“I’m fragmenting worse—” I told her. “I see you in the upside down possessive. The fall of old lashes. But they’re not stamped on. They blow from the page.”

You don’t need me she whispered. I am nowhere here.

I said you are shifty near font. It’s true you are hard to use right. Others have treated you badly. You have been dropped into inappropriate situations. Abandoned when needed. You’ve made things run on and on that had no end. People have judged you for this. It wasn’t your fault! You’ve been used decoratively and without meaning. We are alike! I’m a light page.

White and pale and clean! Any idea how hard that is? Any rat-bastards’ thoughts can fall on me. I can sit in drawers for years. With passions I am kissed and ripped and rained on. Did you see how I just needed you above?

She told me talk to Colon. He combined thoughts. He was everything I needed. She said to look for her in Quotes. They came in sets like her. And that her x2 would always make parentheses–unless she did what Colon did. Or helped. She told me he was good to her. Said she would always let him come before her.

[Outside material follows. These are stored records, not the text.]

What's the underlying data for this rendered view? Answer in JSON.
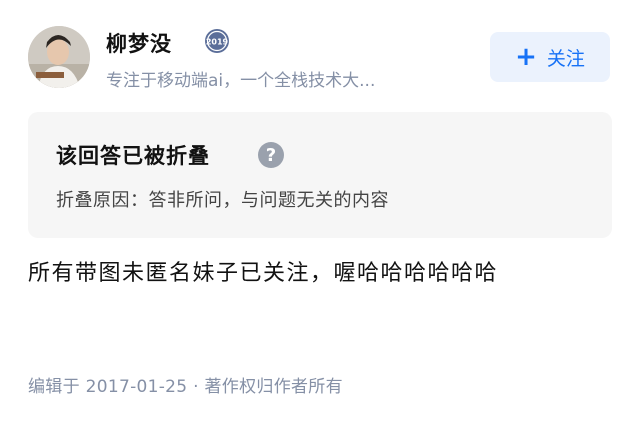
{
  "author": {
    "name": "柳梦没",
    "badge_year": "2019",
    "bio": "专注于移动端ai，一个全栈技术大..."
  },
  "follow_button": {
    "icon": "plus-icon",
    "label": "关注"
  },
  "folded_notice": {
    "title": "该回答已被折叠",
    "help_icon": "question-icon",
    "reason": "折叠原因：答非所问，与问题无关的内容"
  },
  "answer": {
    "text": "所有带图未匿名妹子已关注，喔哈哈哈哈哈哈"
  },
  "meta": {
    "edit_info": "编辑于 2017-01-25 · 著作权归作者所有"
  },
  "colors": {
    "accent": "#1772f6",
    "follow_bg": "#ebf2fd",
    "muted_text": "#8590a6",
    "folded_bg": "#f6f6f6"
  }
}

I agreed that I adored Colon. But he was abrupt and prone to pointless lists. Colon was pretentious. Colon was Double Period. Up-ended. Period on a bad day. Yet even he needed her. He had admitted this in a long and windy diatribe with many dangling exceptions to simplicity.

Oh precious Comma. We all need you I wanted to say. Why couldn’t she see it was her that I wanted? Her again and again with all kinds of good things in between? This is what I asked.

Go after Semi she replied. She’s like me. You might like her. Combo. Best of both worlds. Period and Comma.

I said no.

Better yet! Go for Exclamation! A dash and a period! She was falsely enthusiastic when she said the preceding; but she was sarcastic when she said the following: “Exclamation is two measures within one that could have deeper power when disassembled since the garish dandified emphasis comes from double-strength punctuation used to bolster one unnecessarily amplified thought!” She said this breathlessly. Then she said: “You are good with things in multiples of

I said: “No. It’s you I miss. Simply.

She replied: “You lost me by saying I was not enough. I couldn’t complete anything. You can’t use me anymore.”

I told her: “I don’t use you. I love you. I meant you were not enough alone to complete something. We all have failings.”

She murmured that both of us together were not enough for anything.

I argued. Railed. Whispered: You gave me hope about the softer things like modifiers and introductory elements. You gentled me. I needed gentling. You attached many subtle meanings.

She laughed. Said: I’m bent. I’m a ripped circle. I’m fucked up.

I said: I love you beyond doubt or reason. I said that the way Semi-Colon resembled PERIOD and HER together turned me off. Alone Period bored me. Period was repulsive. I told her come back.

She told me Questions might be inspired choices for my next lovers. I liked asking them. I could have an open relationship full of Questions.

I said I save my Questions to give you like door prizes or bouquets of uncertainty. I said: Questions are what I do when I don’t have time to ponder your riddle. I said: Comma. Dear Comma. Cradle me in your black soft line. I’m blanching.

She said to look for her during my lifetime as all things seek memories lost in pasts—via verisimilitudes. She said I would know I was over her when someone like her came but I stopped seeking her in them. She said: Dear Page—Don’t you know we all need things? We’ve always tricked each other and ourselves into thinking that just one solution was the only one we
needed. But this solution has caused suicides and hangings and lifetimes of unnecessary longing. Dangling participants and participles. Please hate those for me. Hate them a lot. I hate them.

Then she said: I complicate you. Simpler is happier. Be free. Brevity is the soul of lingerie and curvature and free will. Semi-Colon. Colon. Semi-Colon. Words. Quotes.

Exclamations. These are your world.

I’ll let you see me one last time. Maybe it will be like the first time. It’s not my job to make you suffer.

Love, Comma.

About the author

Heather Fowler writes a lot, reads a lot, and sometimes teaches. Her collection of magical realism stories SUSPENDED HEART is forthcoming in late December from Aqueous Books. Please visit her website for news and recent publications at